The Town Board got its first look at the document during its meeting July 19. Board members did not discuss the proposal in detail and requested time to read through the policy.
Town administration, with the help of Transplan, which did a traffic study of the town earlier this year, drafted the proposed impact fee policy.
Recommended Stories For You
If approved, the policy would establish transportation fees for new residential, commercial and industrial development within town.
The reason the impact fee is being proposed is the traffic study concludes the town’s current transportation system is adequate for the town.
From the study, town administration and the consulting firm conclude that new roads will be needed as growth happens in Hayden.
Town administration is in favor of the impact fee because new growth would not be a burden for existing residents.
With an impact fee in place, current taxpayers would not have to fund the infrastructure needed for the growth.
However, trustees will have to decide on two issues that have been raised by the Planning Commission.

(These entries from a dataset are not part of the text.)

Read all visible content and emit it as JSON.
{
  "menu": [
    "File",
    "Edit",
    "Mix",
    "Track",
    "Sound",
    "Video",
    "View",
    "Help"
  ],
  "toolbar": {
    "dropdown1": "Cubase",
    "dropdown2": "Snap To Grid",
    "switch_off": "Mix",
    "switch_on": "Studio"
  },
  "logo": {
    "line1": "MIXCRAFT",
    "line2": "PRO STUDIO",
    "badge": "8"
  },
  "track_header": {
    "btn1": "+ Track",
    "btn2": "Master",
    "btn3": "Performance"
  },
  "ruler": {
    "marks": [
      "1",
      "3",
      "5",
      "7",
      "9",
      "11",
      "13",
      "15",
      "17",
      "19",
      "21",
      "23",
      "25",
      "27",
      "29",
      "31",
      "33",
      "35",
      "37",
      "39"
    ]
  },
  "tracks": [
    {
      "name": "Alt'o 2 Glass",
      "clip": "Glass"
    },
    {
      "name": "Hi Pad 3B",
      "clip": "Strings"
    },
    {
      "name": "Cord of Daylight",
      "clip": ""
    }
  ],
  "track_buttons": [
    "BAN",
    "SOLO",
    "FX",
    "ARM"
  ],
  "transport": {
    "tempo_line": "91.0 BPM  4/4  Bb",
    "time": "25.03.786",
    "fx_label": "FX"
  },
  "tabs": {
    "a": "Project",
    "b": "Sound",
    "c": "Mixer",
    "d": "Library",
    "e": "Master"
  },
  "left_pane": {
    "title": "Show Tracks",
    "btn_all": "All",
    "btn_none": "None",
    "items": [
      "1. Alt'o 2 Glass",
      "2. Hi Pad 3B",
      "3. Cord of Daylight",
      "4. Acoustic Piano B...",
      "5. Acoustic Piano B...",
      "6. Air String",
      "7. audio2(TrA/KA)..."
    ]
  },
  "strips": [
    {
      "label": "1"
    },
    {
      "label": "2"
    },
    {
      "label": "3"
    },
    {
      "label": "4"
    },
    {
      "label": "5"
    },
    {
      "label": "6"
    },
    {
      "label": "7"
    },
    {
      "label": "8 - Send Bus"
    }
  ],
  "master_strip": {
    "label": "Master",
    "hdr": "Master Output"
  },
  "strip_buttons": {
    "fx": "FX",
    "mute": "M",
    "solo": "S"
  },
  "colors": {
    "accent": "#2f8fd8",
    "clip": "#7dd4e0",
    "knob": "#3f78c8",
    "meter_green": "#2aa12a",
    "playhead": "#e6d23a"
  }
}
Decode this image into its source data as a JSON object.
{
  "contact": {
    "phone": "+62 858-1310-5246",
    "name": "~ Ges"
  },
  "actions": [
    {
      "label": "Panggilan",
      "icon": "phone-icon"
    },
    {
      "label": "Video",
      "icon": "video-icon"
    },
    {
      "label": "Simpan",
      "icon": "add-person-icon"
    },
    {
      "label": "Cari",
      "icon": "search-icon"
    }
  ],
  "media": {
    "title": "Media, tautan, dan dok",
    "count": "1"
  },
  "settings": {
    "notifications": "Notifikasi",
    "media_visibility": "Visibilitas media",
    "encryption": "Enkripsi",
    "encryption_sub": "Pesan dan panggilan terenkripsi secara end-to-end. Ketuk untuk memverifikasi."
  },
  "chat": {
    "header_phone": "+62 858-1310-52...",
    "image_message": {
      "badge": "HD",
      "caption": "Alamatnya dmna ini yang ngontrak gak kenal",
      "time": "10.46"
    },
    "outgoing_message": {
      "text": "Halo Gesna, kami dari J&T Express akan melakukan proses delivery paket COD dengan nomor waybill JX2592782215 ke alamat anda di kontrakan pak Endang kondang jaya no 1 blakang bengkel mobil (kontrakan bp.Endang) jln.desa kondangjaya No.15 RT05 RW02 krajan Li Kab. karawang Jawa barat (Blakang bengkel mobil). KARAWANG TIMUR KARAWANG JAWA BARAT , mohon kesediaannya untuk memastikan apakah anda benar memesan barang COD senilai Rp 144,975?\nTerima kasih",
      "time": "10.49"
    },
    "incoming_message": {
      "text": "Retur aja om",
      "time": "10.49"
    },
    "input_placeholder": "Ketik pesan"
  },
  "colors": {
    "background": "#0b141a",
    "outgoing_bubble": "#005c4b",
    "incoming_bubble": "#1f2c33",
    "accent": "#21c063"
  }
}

The first concern is if the fee will apply to existing buildings that are remodeled and renovated in the future.
The second is if the fee will apply to undeveloped property that has been mapped out by the town for residential development.
The Planning Commission is against the impact fee being enforced against renovated or remodeled buildings.
Commissioners fear an impact fee could stifle efforts to improve the town’s historical downtown.
The commission also favors that some undeveloped property that has been mapped for residential development would be exempt from the impact fee.
Hayden officials are moving slowly with the issue. They don’t want the policy to become a controversial issue as it did in neighboring Steamboat Springs.
In June, the Steamboat Springs City Council approved of an impact fee, a flat fee of $4,454. The fee applies to any new residential or commercial development.
Hayden officials are working with a formula to figure how much new development would have to pay in impact fees for transportation.